The bad news is that, stringent counter-measures and all, China saw it’s first reported case of domestic swine flu today. But even with the latest H1N1 strain making it’s first appearance in Venezuela, Paraguay¬†and several other South American nations this week, there may be more cause for celebration than outright terror. The virus doesn’t seem to be sweeping the southern hemisphere, where flu season is in full swing, with beyond normal levels of contagion.

Meanwhile, research labs in the US and UK have both successfully produced “starting strains” of the young virus. These strains, which hybridize the new flu with extant viral strains, are the first steps toward a vaccine for the disease. The two existing strains are being shipped to labs throughout the world allowing researchers to start developing ways to fight the newest H1N1 virus. And with Australian researchers nearing completion on a third starting strain, the chances that we’ll have a functioning vaccine sometime in the near future are actually pretty good.

And while a vaccine is great news, quickly identifying viral outbreaks is about to get a lot easier, thanks to research firm Ostendum. The company has produced a prototype device that can detect the presence of a particular virus in just minutes. Seemingly straight out of James Bond movies, the gadget is light weight and portable, and can also be used to uncover specific bacteria or proteins with just a small sample of blood or saliva.
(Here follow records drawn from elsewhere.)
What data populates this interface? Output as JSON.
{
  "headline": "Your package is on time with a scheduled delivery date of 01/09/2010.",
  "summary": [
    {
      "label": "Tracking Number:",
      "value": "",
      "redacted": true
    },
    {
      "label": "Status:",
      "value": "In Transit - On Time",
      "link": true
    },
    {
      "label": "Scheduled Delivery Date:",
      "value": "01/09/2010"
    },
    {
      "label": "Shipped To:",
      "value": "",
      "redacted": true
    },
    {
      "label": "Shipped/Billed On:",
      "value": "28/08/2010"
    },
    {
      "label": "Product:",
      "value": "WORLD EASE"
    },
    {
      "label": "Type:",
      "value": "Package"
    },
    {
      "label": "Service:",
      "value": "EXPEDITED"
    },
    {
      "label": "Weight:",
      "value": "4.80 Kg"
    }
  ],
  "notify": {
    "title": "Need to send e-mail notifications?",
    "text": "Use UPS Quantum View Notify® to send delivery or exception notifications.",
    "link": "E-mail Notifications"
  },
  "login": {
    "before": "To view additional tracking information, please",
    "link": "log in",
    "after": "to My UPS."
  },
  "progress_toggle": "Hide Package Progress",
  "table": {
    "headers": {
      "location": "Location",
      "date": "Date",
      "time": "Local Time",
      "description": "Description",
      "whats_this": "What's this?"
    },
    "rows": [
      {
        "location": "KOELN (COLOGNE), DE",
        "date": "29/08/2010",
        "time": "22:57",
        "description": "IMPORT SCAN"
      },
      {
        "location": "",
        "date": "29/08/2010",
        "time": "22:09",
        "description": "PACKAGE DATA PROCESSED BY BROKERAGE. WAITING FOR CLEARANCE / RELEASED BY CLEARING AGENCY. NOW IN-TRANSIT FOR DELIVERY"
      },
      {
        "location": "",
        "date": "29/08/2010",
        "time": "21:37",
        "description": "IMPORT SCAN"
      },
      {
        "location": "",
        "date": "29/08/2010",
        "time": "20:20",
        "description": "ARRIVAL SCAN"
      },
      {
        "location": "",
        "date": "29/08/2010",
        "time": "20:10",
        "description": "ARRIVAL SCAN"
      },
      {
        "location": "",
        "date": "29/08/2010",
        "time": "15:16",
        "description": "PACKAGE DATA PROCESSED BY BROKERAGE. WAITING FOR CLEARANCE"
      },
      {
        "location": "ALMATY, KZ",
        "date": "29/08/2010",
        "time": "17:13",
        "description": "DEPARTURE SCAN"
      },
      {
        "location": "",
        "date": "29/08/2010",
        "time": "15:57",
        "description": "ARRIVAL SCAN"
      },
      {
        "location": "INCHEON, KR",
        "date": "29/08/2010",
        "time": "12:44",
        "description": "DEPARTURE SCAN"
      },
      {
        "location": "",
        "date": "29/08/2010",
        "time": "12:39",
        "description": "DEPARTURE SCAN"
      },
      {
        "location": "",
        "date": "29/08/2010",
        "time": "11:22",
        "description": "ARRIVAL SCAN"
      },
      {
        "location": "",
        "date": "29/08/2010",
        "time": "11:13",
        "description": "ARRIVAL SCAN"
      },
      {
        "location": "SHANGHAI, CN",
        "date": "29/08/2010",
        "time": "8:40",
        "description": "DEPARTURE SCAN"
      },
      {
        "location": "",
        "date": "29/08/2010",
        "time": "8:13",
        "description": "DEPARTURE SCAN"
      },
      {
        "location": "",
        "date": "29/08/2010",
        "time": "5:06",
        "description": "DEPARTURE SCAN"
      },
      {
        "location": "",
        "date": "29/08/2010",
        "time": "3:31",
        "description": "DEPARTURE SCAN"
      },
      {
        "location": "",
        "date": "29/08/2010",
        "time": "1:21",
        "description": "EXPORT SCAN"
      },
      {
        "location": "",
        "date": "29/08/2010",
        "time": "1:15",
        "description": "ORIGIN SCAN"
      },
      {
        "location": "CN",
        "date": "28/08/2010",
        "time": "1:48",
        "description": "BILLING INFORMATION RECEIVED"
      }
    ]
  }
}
If all goes well, the company plans to have every hypochondriac’s handheld best friend to market by late next year.